Right-wing group ‘stops’ Guruvayur temple Thar headed to Muslim NRI

The Muslim NRI won the limited edition SUV in an auction, after it was gifted to the temple by the carmaker  

The red Mahindra Thar was sold to the only bidder for ₹1,510,000.

The gift of a limited edition Mahindra Thar to the Guruvayur Temple, which initially aroused amusement has now turned into a reason for communal polarization with a right-wing group opposing the auction of the vehicle to a Muslim NRI.

When the Mahindra Group gifted the red Thar to the temple last December, the matter had raised a debate among car lovers on what could the temple management possibly do with an off-road SUV. Soon after, the Devaswom board put the vehicle up for auction, which was the temple management’s usual way of disposing of valuable things received as offerings. Only one bidder came up and the car was sold for ₹1,510,000. The story should have ended there, but it just set off the beginning of an unpleasant controversy.

The person winning the auction was Subhash Panicker, an astrologer based in Thrissur’s Kecheri, a few kilometers from the temple. Panicker who runs an office (of astrology) on the temple premises participated in the auction and won the bid for his friend and Bahrain-based businessman Ali Mohemmad’s son Anwar Mohemmad.

A section of people in the temple’s management committee have raised objection to the auction, alleging that the car was sold at a loss to the Guruvayur Devaswom. However, the management has left the auction proceedings for the approval of the Devaswam Commissioner, an IAS officer. Meanwhile, an organisation called ‘Hindu Seva Kendra’ has filed a petition in the Kerala High Court, raising objection to the auction and demanding its cancellation.


Was there anything wrong in Panicker bidding for Anwar Ali Mohemmad? “Absolutely not,” says Panicker.

Explaining the auction process, Panicker said, “Anwar is the son of Ali Mohemmad, a long-time friend of mine who is a businessman in Bahrain. When he came to know about the auction, he wanted to participate and win the car as a gift to his son. As he is not in Kerala, he entrusted me with the job.”

Panicker said the current controversy is nothing, but a deliberate attempt to communalise a usual auctioning procedure. “I have informed the Devaswom authorities in advance that I had been participating on behalf of my friend Ali. There is nothing unusual about it,” he added.

“People from all religions participate in our auctions. There is no bar on anyone,” says KP Vinayan, the administrator of Guruvayur Devaswom.

“The Devaswom committee unanimously decided to put the car on auction because a four-wheeler SUV does not have much use in the daily functioning of the temple. We were informed in advance that Subhash Panicker was participating on behalf of Anwar Ali Mohemmad. We have followed all procedures, but any auction comes into effect only after the approval of the commissioner. We have sent it for his consideration and are waiting for his response,” Vinayan told The Federal.

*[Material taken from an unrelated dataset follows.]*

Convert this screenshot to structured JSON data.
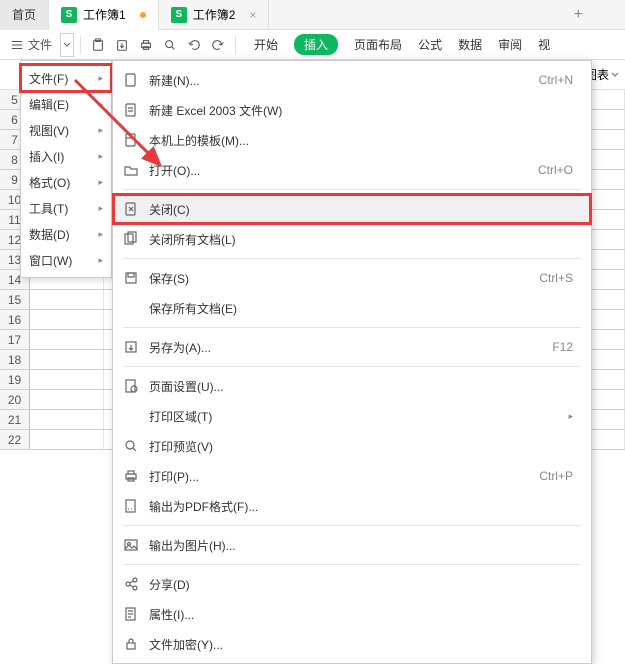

Stating that a deliberate attempt was being made to communalise the matter, Vinayan said that the temple management has never discriminated against any religion and that the Sri Krishna temple at Guruvayur is even visited by people from all religions. “You can see purdah-wearing women coming to the temple and making offerings. The only restriction is that non-Hindus cannot enter the sanctum sanctorum,” he said.

Panicker said that he will not relent and will even go to the court to get justice. “We will fight it out in the court. If there are technical errors committed from the side of the Devaswom, we are not responsible for the same,” he said.

“My friend Ali is a man who respects all religions and he was very enthusiastic about this car, considering it a ‘gift from God’. He is rich enough to buy such a car from the showroom, but he was interested in this car because it was an offering given at the temple,” Panicker said.

He remarked that “real Hindus” should not try to create obstruction against ‘God’s will’ and should let Anwar Ali get the car he deserves.

In its petition, the Hindu Seva Kendra has said that anything which has value of more than ₹5,000 needs to have prior approval of the Devaswom Commissioner for auction.

“This is nothing but an attempt to communalise this issue. As they cannot directly tell the court that a Muslim cannot be allowed to get things from the temple in auction, they try to object it with other excuses,” Panicker said.

The high court of Kerala has posted the case to February 22 for further hearing.